I turned my first piece of wood under my father’s guiding hand in his home workshop in West Wales and spent happy holiday hours blunting his tools and creating firewood. Eventually I bought my own lathe but work and other interests limited the amount of time I could spend with it. Now retired, more time is available and I can enjoy making shavings out of which appear assorted creations.
Wood is an intriguing material, ever-present around us but so often taken for granted. Most people see the trees but few consider what they contain. Hidden beneath the bark are so many features that are exposed when the branch is cut or the tree is felled. Each species has its own character, but no two pieces from the same tree, trunk or branch are ever the same. Grain and figure, knots and inclusions all offer challenges and opportunities. Putting the wood on the lathe and making the first cuts with the tool is always an adventure which I never tire of.

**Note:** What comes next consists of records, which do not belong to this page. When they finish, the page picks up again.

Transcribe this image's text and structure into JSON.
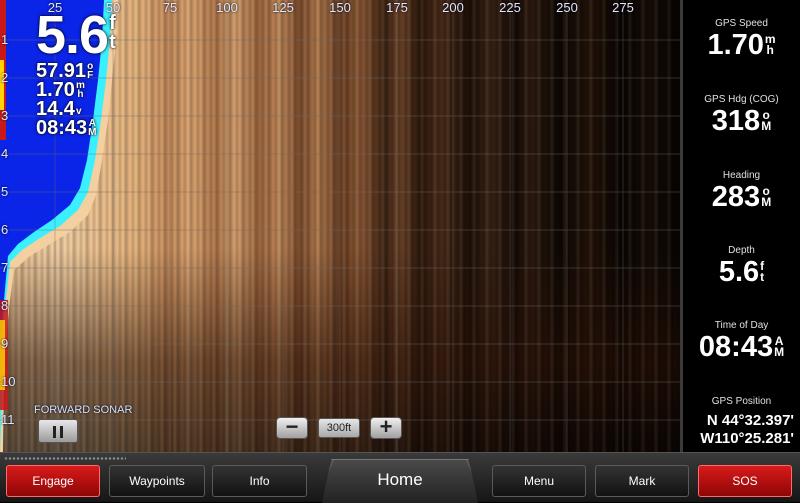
{
  "sonar": {
    "x_ticks": [
      "25",
      "50",
      "75",
      "100",
      "125",
      "150",
      "175",
      "200",
      "225",
      "250",
      "275"
    ],
    "y_ticks": [
      "1",
      "2",
      "3",
      "4",
      "5",
      "6",
      "7",
      "8",
      "9",
      "10",
      "11"
    ],
    "readout": {
      "depth": "5.6",
      "depth_unit_top": "f",
      "depth_unit_bottom": "t",
      "water_temp": "57.91",
      "water_temp_unit_top": "o",
      "water_temp_unit_bottom": "F",
      "speed": "1.70",
      "speed_unit_top": "m",
      "speed_unit_bottom": "h",
      "voltage": "14.4",
      "voltage_unit": "v",
      "time": "08:43",
      "time_unit_top": "A",
      "time_unit_bottom": "M"
    },
    "mode_label": "FORWARD SONAR",
    "zoom_minus": "−",
    "zoom_range": "300ft",
    "zoom_plus": "+"
  },
  "sidebar": {
    "gps_speed": {
      "label": "GPS Speed",
      "value": "1.70",
      "unit_top": "m",
      "unit_bottom": "h"
    },
    "gps_hdg": {
      "label": "GPS Hdg (COG)",
      "value": "318",
      "unit_top": "o",
      "unit_bottom": "M"
    },
    "heading": {
      "label": "Heading",
      "value": "283",
      "unit_top": "o",
      "unit_bottom": "M"
    },
    "depth": {
      "label": "Depth",
      "value": "5.6",
      "unit_top": "f",
      "unit_bottom": "t"
    },
    "time_of_day": {
      "label": "Time of Day",
      "value": "08:43",
      "unit_top": "A",
      "unit_bottom": "M"
    },
    "gps_position": {
      "label": "GPS Position",
      "lat": "N  44°32.397'",
      "lon": "W110°25.281'"
    }
  },
  "bottombar": {
    "engage": "Engage",
    "waypoints": "Waypoints",
    "info": "Info",
    "home": "Home",
    "menu": "Menu",
    "mark": "Mark",
    "sos": "SOS"
  },
  "colors": {
    "engage_red": "#c70f0f",
    "sos_red": "#c70f0f",
    "water_blue": "#0a24e8",
    "bottom_return": "#f4cfa0"
  }
}
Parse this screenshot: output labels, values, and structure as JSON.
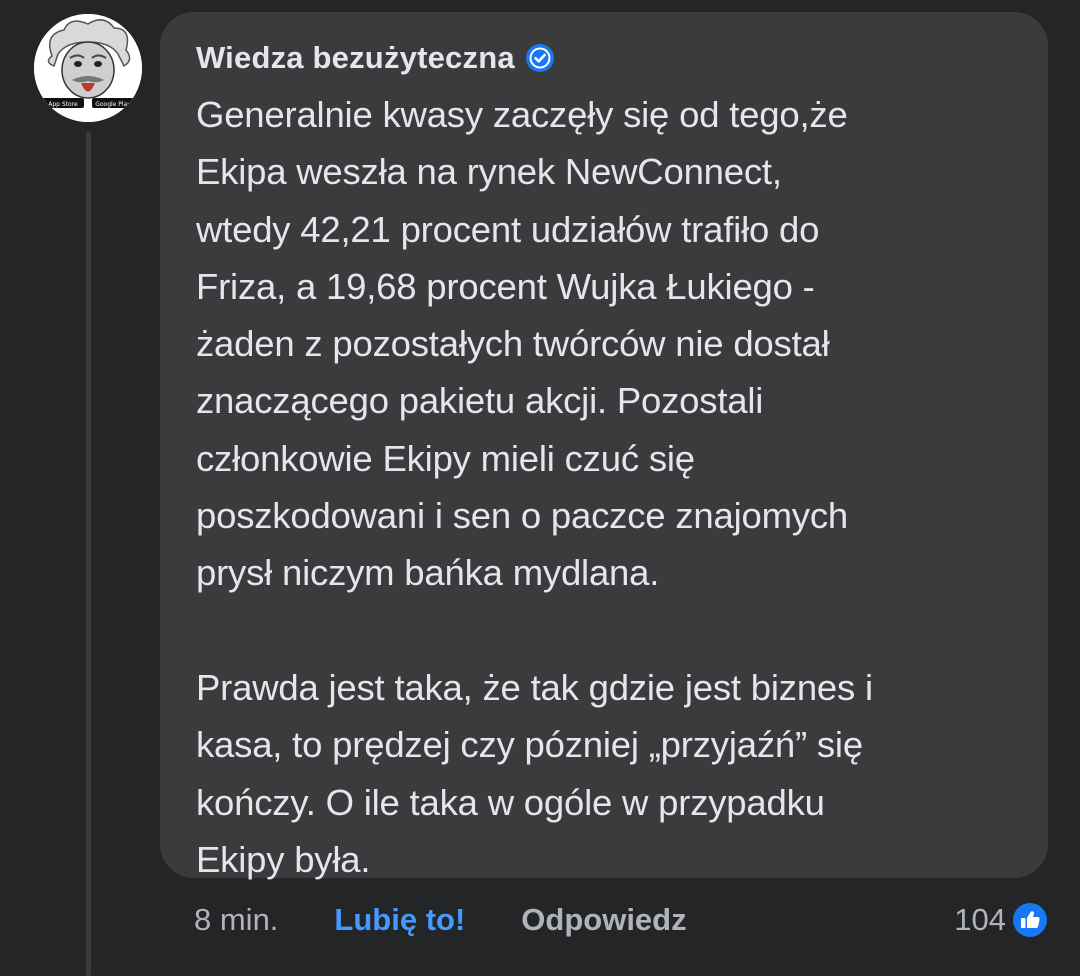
{
  "comment": {
    "author": "Wiedza bezużyteczna",
    "verified": true,
    "text": "Generalnie kwasy zaczęły się od tego,że\nEkipa weszła na rynek NewConnect,\nwtedy 42,21 procent udziałów trafiło do\nFriza, a 19,68 procent Wujka Łukiego -\nżaden z pozostałych twórców nie dostał\nznaczącego pakietu akcji. Pozostali\nczłonkowie Ekipy mieli czuć się\nposzkodowani i sen o paczce znajomych\nprysł niczym bańka mydlana.\n\nPrawda jest taka, że tak gdzie jest biznes i\nkasa, to prędzej czy pózniej „przyjaźń” się\nkończy. O ile taka w ogóle w przypadku\nEkipy była."
  },
  "avatar": {
    "store_badges": [
      "App Store",
      "Google Play"
    ]
  },
  "actions": {
    "timestamp": "8 min.",
    "like_label": "Lubię to!",
    "reply_label": "Odpowiedz"
  },
  "reactions": {
    "count": "104",
    "icon": "thumbs-up-icon"
  },
  "colors": {
    "background": "#242526",
    "bubble": "#3a3b3c",
    "text": "#e4e6eb",
    "muted": "#b0b3b8",
    "like_blue": "#4599ff",
    "badge_blue": "#1877f2"
  }
}
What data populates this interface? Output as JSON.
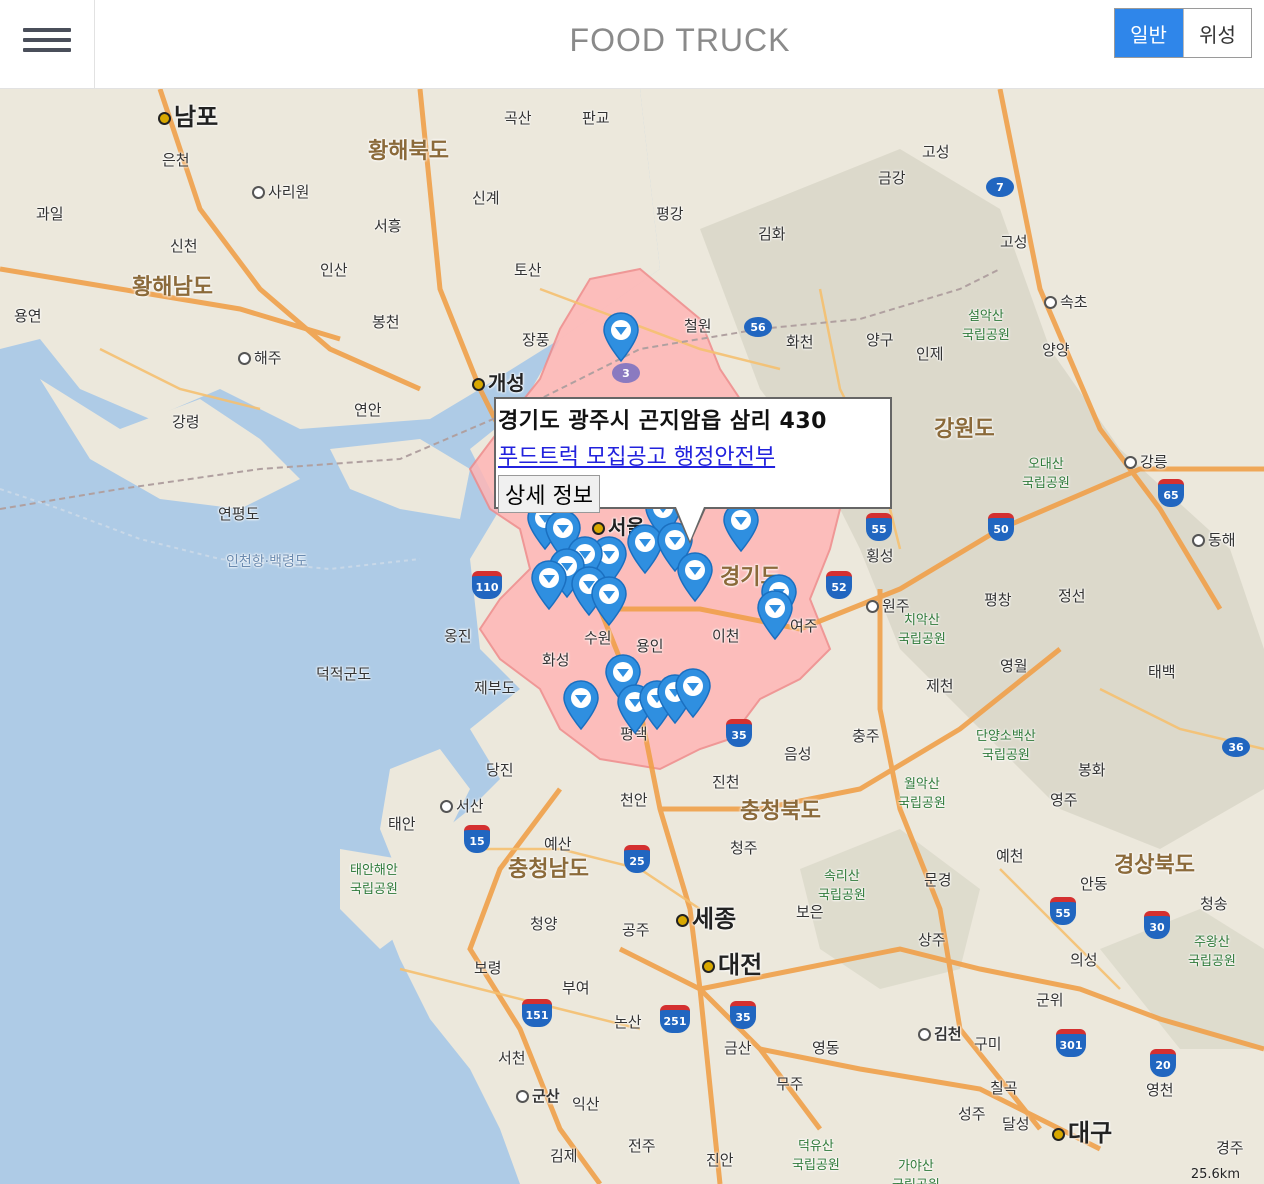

I use a variety of timbers, some “exotics” which I have inherited, but mostly temperate and native hardwoods. Among them, ash and yew are particular favourites, but oak, apple and damson which have been given to me are currently being dried for use in the coming months. There is a special pleasure in turning wood whose provenance is known and which I have cared for until it it ready to be turned into an attractive or useful item.